Forgotten Man – Poem by Ann Christine Tabaka

Poetry by Ann Christine Tabaka

Dust motes dance on sunlight
streaming through a dingy window.
Rusty mailbox, empty, always empty.
Cadaverous cobwebs mocking
back at him from a peeling wall.
He sits alone in his room, sifting
through dim memories of a once
vibrant life. His wife is gone, adult
children too busy to visit, friends
moved far away. Yet in his hands,
he holds proof, that his life was once
real. Photos and newspaper clippings
fill his world. Universities, Naval ships,
careers and family, all a distant past.
He hungers now, not for food, but for
human touch. As memories fade, so
does he. Closing his eyes, he drifts
off into that other world. As the mail
truck drives by, not stopping, and dust
motes continue their last ballet.


About the Poet

Ann Christine Tabaka was nominated for the 2017 Pushcart Prize in Poetry, has been internationally published, and won poetry awards from numerous publications. She lives in Delaware, USA.  She loves gardening and cooking.  Chris lives with her husband and two cats. Her most recent credits are: Ethos Literary Journal, North of Oxford, Pomona Valley Review, Page & Spine, West Texas Literary Review, The Hungry Chimera, Sheila-Na-Gig, Synchronized Chaos, Pangolin Review, Foliate Oak Review, Better Than Starbucks!, The Write Launch, The Stray Branch, The McKinley Review, Fourth & Sycamore
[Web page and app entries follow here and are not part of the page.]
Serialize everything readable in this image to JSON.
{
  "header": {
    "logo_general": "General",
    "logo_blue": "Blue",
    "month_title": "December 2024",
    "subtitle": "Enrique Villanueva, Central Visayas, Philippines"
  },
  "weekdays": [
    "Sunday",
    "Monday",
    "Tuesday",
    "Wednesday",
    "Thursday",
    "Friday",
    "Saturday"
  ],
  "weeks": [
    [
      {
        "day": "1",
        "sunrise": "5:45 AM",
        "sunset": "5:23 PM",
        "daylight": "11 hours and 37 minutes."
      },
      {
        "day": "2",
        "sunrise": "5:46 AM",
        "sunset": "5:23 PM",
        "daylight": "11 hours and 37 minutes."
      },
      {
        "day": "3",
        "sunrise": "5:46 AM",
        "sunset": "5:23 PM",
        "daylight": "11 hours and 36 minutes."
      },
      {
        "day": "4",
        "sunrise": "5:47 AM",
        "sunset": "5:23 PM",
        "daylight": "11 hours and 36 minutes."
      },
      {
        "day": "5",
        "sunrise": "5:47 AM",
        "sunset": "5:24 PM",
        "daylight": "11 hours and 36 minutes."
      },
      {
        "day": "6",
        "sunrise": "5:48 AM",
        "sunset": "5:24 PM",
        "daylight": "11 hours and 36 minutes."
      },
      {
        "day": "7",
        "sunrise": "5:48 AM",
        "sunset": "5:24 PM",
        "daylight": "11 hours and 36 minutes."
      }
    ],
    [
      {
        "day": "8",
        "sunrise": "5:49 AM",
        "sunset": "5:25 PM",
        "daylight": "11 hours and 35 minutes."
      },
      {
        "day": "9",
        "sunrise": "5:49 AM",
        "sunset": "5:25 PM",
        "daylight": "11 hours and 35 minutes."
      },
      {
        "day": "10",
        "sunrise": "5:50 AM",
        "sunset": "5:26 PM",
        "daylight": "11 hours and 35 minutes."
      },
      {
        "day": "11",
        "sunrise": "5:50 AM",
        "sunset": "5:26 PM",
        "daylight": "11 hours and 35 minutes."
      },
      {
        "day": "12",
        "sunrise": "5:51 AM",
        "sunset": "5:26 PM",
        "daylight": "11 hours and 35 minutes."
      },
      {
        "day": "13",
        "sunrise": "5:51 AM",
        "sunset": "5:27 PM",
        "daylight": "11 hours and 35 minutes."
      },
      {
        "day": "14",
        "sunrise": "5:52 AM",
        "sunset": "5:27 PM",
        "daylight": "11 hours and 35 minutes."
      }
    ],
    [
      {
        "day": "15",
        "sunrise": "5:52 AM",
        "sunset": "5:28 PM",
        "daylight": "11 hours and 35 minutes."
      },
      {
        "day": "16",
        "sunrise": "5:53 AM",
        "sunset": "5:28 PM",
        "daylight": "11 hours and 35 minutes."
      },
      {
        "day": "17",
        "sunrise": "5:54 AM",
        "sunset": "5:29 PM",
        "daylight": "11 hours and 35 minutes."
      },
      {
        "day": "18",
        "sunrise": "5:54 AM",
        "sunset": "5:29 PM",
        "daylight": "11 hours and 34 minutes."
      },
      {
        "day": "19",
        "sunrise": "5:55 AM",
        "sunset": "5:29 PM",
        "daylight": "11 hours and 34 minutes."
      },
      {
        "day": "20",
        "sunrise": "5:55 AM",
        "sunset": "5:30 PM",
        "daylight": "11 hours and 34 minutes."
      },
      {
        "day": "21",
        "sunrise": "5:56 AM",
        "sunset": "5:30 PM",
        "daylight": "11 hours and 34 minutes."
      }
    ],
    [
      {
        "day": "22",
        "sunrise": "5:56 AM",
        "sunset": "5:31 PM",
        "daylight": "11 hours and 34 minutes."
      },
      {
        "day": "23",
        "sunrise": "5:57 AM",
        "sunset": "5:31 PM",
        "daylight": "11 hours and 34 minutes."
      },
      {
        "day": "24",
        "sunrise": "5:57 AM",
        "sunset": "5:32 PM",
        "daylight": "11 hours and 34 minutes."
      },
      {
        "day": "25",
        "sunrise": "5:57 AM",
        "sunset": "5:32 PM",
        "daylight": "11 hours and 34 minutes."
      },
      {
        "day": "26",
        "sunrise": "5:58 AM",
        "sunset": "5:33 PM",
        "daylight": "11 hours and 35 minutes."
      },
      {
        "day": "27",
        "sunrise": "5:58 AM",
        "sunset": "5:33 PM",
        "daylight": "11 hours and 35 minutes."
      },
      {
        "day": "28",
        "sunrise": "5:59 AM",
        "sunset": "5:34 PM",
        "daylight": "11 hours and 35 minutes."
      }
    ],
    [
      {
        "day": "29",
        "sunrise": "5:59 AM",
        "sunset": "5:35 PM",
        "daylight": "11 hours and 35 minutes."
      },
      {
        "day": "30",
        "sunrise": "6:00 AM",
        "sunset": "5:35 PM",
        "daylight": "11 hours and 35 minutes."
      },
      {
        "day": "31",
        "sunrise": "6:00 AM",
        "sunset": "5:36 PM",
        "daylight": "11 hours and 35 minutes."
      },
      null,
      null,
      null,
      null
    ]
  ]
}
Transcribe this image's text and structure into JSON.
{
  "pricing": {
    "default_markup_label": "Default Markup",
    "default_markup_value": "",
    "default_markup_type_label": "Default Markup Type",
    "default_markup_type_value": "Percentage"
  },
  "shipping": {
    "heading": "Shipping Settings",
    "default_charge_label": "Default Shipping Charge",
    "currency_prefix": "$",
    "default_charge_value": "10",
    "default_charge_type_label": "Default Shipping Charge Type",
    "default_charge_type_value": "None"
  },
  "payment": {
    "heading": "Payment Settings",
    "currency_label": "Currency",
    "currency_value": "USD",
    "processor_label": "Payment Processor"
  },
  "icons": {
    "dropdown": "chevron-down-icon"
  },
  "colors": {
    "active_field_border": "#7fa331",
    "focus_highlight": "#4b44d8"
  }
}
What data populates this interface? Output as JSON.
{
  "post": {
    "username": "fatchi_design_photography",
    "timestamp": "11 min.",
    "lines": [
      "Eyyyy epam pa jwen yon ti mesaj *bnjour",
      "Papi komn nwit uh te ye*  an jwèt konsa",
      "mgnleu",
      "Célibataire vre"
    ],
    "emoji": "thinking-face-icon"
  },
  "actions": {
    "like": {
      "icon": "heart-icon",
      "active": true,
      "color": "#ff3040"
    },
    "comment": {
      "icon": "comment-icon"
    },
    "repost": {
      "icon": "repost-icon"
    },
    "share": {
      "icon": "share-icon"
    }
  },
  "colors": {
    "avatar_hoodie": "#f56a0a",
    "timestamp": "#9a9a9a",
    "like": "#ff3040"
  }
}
Advertisements

2 thoughts on “Forgotten Man – Poem by Ann Christine Tabaka

  1. I could barely continue reading this poem, it was so heartwrenching. What a powerful ending, too. And that last word, ballet? Amazing word choice. Maybe this poem touches me so much because it’s so close to home. I feel as if you’ve gazed into my life. Thank you for writing this beautiful poem, Ann.

Leave Your Thoughts